With Electric Daisy Carnival shunned from the city of Los Angeles, it’s been up to HARD presents to fill the shoes of the entertainment giant. The Gary Richards-founded company has certainly stepped up to the role with increasingly expanded events both in scope and in production. We did the work of partying for you this Halloween season at HARD’s Day of the Dead, you know, to make sure the people behind the production were on their toes. We’re happy to report that it was a rousing success, albeit dusty.
Our highlights included sets by Justin Martin and Amine Edge & Dance at the Underground stage. The smallest HARD stage – it was set alongside the railroad tracks and made for a surreal setting surrounded by trees and the occasional train passing by. Justin Martin brought a low-end heavy set that was incredibly bouncy and included a mind-boggling 15-minute medley of what I can only call “booty music” set to synced visuals which would shift and move in time with the beat. Amazing. Amine Edge & Dance, however, was the best surprise of the weekend. I had read about their pioneering of the “gangsta house” (or “G-house” sound) and wasn’t quite sure what to expect. What we experienced was an incredibly bass-heavy journey through all our favorite hip-hop and rap sounds set to the rhythm of 4-on-the-floor house with expansive bass. We also saw Maya Jane Coles at this Underground stage but unfortunately felt that her hour and 15 minutes was simply not enough for her to truly play to her potential.
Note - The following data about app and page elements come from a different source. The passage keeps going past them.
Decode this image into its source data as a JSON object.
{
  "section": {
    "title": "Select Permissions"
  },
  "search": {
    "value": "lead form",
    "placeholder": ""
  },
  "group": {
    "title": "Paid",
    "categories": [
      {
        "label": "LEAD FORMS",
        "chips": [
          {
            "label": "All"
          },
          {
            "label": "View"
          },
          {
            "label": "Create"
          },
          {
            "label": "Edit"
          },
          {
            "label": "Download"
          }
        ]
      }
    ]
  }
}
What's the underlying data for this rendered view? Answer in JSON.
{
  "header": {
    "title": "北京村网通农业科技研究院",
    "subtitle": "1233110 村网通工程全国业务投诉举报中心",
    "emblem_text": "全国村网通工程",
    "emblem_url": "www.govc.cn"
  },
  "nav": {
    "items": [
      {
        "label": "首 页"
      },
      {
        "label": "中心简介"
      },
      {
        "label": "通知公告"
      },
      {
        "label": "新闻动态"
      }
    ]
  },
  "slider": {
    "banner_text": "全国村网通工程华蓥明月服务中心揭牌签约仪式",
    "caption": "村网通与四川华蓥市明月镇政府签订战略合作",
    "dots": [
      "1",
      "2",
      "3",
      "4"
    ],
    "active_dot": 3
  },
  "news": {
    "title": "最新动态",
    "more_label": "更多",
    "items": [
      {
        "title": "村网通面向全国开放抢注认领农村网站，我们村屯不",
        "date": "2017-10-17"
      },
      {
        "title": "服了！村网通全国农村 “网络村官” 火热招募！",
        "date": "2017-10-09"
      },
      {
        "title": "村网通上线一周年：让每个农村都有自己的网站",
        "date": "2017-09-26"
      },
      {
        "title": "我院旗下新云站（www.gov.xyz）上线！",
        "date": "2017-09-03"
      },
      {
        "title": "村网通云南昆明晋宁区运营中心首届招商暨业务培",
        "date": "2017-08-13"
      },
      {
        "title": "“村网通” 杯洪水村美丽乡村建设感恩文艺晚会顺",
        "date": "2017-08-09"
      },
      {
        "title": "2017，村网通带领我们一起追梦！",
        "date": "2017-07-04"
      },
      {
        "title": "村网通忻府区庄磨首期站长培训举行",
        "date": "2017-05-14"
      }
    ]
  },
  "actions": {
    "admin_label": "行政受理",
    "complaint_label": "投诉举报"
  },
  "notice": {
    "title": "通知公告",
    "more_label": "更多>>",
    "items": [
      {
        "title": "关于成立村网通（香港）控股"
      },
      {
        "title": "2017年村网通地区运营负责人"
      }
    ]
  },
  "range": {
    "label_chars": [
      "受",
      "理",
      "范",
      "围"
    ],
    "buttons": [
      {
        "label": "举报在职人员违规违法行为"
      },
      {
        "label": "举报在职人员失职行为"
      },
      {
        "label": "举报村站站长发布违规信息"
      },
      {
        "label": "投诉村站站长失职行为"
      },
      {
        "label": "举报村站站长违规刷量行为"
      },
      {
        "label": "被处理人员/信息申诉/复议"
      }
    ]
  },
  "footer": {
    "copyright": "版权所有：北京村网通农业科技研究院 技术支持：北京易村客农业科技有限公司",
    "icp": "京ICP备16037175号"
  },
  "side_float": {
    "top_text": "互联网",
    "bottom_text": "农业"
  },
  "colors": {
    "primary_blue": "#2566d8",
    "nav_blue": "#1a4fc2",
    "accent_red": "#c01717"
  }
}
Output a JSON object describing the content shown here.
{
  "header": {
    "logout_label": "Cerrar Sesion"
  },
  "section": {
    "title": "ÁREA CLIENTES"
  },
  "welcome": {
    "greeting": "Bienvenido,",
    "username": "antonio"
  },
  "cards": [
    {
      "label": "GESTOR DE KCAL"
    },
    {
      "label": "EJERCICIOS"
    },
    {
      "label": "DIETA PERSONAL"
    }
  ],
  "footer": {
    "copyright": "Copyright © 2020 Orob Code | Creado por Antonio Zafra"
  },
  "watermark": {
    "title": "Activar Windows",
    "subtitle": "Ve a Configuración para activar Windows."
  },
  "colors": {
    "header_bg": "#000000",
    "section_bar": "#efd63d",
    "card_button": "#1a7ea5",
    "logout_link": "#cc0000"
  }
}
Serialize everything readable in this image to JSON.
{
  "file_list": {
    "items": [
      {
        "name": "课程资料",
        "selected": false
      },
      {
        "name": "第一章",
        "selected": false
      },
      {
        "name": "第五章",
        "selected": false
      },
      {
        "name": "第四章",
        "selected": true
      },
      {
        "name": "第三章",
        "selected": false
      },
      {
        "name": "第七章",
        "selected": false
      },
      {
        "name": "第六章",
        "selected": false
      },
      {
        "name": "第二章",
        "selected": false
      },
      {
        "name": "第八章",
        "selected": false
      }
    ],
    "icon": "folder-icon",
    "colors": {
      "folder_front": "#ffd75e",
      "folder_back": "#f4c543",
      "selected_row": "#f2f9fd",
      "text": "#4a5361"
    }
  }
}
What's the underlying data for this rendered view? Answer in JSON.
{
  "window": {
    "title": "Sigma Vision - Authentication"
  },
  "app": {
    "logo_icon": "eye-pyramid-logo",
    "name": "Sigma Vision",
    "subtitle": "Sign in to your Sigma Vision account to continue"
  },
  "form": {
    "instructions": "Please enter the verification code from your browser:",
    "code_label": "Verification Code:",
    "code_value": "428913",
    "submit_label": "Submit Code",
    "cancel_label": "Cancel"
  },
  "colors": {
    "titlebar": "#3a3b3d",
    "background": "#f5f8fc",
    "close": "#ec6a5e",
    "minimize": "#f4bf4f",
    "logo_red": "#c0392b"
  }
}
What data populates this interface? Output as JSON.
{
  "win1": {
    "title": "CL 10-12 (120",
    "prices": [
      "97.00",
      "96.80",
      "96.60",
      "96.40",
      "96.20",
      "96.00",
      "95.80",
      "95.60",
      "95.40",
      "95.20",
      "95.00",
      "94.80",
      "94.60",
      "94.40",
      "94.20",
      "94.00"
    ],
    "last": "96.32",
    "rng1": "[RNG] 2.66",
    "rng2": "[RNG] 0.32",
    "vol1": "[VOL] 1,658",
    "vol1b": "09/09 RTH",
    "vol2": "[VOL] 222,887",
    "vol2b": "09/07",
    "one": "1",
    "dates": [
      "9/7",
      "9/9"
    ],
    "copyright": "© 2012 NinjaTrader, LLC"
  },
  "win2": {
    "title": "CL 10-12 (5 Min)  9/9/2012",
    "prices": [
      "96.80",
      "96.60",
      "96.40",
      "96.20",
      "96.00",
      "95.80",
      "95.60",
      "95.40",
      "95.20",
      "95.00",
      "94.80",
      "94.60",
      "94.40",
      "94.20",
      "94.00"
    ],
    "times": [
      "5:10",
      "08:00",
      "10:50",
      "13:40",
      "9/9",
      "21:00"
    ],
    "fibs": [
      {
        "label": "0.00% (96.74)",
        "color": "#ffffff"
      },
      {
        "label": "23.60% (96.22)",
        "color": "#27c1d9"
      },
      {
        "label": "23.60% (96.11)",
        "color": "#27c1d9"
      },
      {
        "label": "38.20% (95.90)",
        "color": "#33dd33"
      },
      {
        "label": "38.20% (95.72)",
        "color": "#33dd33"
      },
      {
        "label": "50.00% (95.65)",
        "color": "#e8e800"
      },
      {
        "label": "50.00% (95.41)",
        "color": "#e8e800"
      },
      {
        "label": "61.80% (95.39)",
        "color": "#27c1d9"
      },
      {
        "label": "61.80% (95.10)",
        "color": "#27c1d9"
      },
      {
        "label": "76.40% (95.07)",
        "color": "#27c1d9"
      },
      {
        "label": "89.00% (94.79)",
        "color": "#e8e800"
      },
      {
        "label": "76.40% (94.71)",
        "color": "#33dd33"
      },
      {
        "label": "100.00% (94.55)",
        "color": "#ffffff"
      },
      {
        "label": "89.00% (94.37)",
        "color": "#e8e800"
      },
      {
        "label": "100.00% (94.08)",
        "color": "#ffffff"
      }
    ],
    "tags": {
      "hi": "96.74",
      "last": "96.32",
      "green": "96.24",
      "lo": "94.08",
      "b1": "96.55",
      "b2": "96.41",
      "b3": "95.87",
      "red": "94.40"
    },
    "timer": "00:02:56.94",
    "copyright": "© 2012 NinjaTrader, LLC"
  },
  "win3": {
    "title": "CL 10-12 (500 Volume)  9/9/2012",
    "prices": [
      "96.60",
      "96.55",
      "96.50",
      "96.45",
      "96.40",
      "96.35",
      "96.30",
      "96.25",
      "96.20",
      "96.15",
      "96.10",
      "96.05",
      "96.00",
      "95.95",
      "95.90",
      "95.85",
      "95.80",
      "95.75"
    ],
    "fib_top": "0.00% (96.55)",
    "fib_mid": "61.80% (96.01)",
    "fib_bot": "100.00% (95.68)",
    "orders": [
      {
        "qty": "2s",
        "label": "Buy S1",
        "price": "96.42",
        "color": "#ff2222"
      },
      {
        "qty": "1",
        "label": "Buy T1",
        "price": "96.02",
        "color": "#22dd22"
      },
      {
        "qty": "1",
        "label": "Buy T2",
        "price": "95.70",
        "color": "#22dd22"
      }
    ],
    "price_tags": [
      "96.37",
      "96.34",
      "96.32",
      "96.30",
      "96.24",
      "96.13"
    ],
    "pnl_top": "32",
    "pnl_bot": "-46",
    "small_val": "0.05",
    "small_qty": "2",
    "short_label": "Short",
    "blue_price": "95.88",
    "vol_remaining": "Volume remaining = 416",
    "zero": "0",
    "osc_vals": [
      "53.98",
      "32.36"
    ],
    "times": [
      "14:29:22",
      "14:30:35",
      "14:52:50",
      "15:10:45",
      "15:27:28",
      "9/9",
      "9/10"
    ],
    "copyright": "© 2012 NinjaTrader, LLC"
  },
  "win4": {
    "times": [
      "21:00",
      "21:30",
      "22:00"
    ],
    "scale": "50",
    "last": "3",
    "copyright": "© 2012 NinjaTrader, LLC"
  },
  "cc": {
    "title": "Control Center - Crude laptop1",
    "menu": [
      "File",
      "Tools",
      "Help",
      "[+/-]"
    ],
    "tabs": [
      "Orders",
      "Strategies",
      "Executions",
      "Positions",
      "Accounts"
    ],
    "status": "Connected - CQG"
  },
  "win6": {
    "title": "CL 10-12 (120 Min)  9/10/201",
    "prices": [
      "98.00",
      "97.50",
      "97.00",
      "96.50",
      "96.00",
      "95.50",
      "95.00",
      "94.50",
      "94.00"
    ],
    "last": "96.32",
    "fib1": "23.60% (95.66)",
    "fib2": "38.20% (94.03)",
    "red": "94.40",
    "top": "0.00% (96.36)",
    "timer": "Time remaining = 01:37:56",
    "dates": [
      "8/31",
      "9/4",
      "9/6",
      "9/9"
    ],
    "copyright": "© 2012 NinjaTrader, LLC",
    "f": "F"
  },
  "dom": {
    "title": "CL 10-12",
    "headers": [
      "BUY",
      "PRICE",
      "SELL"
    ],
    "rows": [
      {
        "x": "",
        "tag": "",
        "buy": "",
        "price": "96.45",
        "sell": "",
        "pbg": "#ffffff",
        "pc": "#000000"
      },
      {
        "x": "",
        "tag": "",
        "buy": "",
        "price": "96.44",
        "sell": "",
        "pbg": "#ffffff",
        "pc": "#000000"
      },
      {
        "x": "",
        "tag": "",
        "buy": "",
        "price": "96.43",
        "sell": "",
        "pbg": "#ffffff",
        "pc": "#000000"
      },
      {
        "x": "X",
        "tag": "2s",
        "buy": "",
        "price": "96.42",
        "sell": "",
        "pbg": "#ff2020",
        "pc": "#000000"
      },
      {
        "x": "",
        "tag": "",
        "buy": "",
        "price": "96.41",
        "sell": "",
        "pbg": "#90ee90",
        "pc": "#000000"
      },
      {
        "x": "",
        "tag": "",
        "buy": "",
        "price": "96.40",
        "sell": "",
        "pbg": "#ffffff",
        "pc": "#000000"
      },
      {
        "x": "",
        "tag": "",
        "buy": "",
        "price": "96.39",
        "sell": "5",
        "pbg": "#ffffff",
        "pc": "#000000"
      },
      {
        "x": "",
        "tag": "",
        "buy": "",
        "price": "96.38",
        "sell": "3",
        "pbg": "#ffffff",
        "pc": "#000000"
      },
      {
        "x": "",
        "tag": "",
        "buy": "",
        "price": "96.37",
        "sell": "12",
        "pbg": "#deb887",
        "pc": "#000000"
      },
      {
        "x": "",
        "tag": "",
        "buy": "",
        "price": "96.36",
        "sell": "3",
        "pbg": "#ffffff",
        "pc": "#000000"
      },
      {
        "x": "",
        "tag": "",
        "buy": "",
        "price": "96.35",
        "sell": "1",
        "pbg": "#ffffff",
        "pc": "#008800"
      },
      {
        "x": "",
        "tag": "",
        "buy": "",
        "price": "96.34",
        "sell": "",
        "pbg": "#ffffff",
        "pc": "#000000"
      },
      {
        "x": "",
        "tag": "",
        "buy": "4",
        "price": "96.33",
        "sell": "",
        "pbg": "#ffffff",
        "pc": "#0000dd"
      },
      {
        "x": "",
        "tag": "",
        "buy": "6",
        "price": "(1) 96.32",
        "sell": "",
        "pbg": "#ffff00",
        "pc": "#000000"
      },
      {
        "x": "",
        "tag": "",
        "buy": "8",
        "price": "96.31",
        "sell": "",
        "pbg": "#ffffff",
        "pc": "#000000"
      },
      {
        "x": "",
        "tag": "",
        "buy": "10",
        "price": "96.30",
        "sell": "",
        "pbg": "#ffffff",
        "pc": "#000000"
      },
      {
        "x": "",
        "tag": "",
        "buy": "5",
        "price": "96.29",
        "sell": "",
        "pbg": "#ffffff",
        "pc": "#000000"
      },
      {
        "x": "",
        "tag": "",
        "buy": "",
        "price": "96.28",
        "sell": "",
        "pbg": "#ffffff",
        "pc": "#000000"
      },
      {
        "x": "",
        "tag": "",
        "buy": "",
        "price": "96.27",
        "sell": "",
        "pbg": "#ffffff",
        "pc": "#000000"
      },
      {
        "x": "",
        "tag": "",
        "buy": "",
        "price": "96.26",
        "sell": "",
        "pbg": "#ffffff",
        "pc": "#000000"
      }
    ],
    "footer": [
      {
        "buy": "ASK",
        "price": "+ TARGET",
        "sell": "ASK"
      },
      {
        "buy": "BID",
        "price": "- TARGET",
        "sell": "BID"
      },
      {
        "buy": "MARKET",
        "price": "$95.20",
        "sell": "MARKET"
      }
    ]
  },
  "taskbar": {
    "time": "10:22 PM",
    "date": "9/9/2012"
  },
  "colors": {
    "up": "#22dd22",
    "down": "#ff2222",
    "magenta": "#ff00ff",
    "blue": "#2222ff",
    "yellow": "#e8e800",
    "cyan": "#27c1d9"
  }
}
Over at the Red Bull Music Academy Discotheque, we admired the lineup of musicians (many from Europe) who we might not otherwise get a chance to see. In particular, we enjoyed grooving to The Magician’s disco-driven set as he dropped his famed remix of Lykke Li’s “I Follow Rivers” and a spectacular throwback, Technotronic’s “Pump up the Jam.” This tent, with it’s line up of legends like Masters at Work and dubstep-turned-disco lover Skream, was clearly the place to go for dance-lovers. There was no fist-pump raging here, but instead a crowd of housers and people vibing to sounds of pure house. It was definitely a refreshing tent considering the saturation of so-called “progressive house” sets seen at festivals thrown by Insomniac (who, to their credit though, have been upping their techno repertoire with stages like Richie Hawtin’s ENTER). Masters at Work really impressed with a hard-hitting set which left us torn between them and Eric Prydz‘ techno alterego, Cirez D.
We’d be remiss if we didn’t give the main HARD and HARDER stages some love too. Over on the mainstage, Boyz Noise ripped it up with his unique brand of techno and electro (and we later saw him at the EXLA-hosted HARD afterparty whipping the crowd into a frenzy). HARD founder Gary Richards also brought one of our favorite mainstage sets playing as Destructo, who, contrary to his dubstep-sounding name, actually plays techno. Over at the HARDER stage, Nadastrom surprised us by playing an incredibly diverse set with everything from trap to drum’n’bass and moombahton. We also enjoyed Kastle at this stage, who brought the “sexy” out in full force. Of course, the boys Henry Krinkle, Ryan Hemsworth and Cyril Hahn also brought the babymakin’ feeling into their HARD sets with their signature mix of R&B-laced tunes, including Bondax’s ‘Gold’ (though we can’t remember if it was the OG or Snakehips’ bootleg.)
For more photos from HARD Day of the Dead, head on over to our Facebook and get tag-happy. Also keep a lookout on our blog for our upcoming interview post with UK duo, Dusky.